The historic Homecoming Day of the Father of the Nation Bangabandhu Sheikh Mujibur Rahman will be observed today across the country in a befitting manner.
Bangabandhu, the undisputed leader of the nation and supreme commander of the country’s Liberation War, returned to the sacred soil of independent Bangladesh via London and New Delhi on January 10 in 1972, after 290 days of confinement in Pakistan jail.
The Homecoming Day of Bangabandhu this year came with an extra significance as it coincided with Father of the Nation’s birth centenary celebrations, just three months ahead of the golden jubilee of the country’s independence.
All programmes marking the day this year will be observed maintaining health guidelines in face of the global pandemic coronavirus.
On the night of March 25, 1971, Pakistan army arrested Bangabandhu from his Dhanmondi residence and sent him to a West Pakistani jail the following day.
Bangabandhu was subjected to inhuman torture in the Pakistan jail where he had been counting moments for the execution of his death sentence that was pronounced in a farcical trial.
“I was a prisoner in the condemned cell awaiting hanging. From the day I went into jail, I didn’t know whether I was to live or not. I was mentally ready to die. But I knew Bangladesh would be liberated,” Bangabandhu spoke emotionally about his ordeal in Pakistani prison at a news conference in London.
On the Pakistani army’s slaughter of Bengalis, Mujib declared, “If Hitler could have been alive today, he would be ashamed.”
Earlier on March 26 in 1971, Bangabandhu proclaimed independence of Bangladesh and urged people from all walks of life to participate wholeheartedly in the nation’s War of Liberation.
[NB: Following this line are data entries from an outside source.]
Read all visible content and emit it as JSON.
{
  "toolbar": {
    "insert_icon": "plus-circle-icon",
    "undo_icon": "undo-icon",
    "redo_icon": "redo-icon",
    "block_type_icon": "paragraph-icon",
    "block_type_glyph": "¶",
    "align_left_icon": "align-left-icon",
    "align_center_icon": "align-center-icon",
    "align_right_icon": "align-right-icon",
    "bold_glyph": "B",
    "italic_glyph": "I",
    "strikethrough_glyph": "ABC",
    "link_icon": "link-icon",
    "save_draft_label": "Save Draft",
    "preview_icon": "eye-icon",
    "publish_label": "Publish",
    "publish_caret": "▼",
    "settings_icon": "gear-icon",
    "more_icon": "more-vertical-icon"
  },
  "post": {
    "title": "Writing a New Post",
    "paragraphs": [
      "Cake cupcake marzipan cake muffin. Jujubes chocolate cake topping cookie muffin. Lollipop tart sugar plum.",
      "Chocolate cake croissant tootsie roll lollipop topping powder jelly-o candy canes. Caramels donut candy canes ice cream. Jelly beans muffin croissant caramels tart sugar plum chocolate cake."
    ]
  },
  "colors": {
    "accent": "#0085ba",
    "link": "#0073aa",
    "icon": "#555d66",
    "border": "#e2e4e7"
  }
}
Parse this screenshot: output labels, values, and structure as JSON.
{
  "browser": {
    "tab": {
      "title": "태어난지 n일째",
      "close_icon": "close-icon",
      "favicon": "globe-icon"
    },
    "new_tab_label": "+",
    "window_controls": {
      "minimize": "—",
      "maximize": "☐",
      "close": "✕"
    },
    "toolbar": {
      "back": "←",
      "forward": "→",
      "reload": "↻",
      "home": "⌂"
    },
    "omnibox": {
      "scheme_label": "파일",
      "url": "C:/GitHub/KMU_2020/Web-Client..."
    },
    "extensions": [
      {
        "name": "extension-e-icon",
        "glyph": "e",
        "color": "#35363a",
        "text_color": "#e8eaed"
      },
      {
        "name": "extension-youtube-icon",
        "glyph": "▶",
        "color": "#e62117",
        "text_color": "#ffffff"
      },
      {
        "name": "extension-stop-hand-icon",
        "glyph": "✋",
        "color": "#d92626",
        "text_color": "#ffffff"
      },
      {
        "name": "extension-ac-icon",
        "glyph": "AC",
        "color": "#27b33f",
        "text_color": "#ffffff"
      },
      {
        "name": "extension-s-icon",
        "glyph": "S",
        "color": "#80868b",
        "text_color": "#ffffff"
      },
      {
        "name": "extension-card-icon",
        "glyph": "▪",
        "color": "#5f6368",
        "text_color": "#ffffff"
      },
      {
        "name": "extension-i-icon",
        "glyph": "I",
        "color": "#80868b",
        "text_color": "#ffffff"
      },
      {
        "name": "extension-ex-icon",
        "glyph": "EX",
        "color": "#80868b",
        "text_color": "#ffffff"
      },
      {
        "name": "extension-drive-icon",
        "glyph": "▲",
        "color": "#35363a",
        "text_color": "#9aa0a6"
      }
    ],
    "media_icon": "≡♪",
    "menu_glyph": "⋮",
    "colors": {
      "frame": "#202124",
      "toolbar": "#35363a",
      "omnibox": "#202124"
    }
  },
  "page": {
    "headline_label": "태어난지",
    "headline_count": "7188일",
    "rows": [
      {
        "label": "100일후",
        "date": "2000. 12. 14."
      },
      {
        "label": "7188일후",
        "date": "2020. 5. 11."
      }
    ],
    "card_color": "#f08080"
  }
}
Immediately after the proclamation of independence, Bangabandhu was arrested by Pakistani military junta and then flown to West Pakistan to keep him in prison there.
Though the final victory in the nine-month-long Liberation War was achieved defeating Pakistani occupation forces on December 16 in 1971, the nation’s expectations were fulfilled and the people got the real taste of victory with the homecoming of Bangabandhu on January 10, 1972.
On reaching the capital’s Tejgaon airport in the afternoon on January 10, Bangabandhu was greeted by tens of thousands of jubilant people who had been eagerly waiting to see their beloved leader since the final victory on December 16 in 1971.
From airport, Bangabandhu was moved to the Racecourse Maidan (now Suhrawardy Udyan) where he addressed a spontaneous reception accorded to him by the cheerful countrymen believed to be one million.
He recalled with respect the contribution of all during the war and urged the people to rebuild the war-ravaged country.
Bangabandhu took oath of office as the country’s prime minister on January 12, 1972. -BSS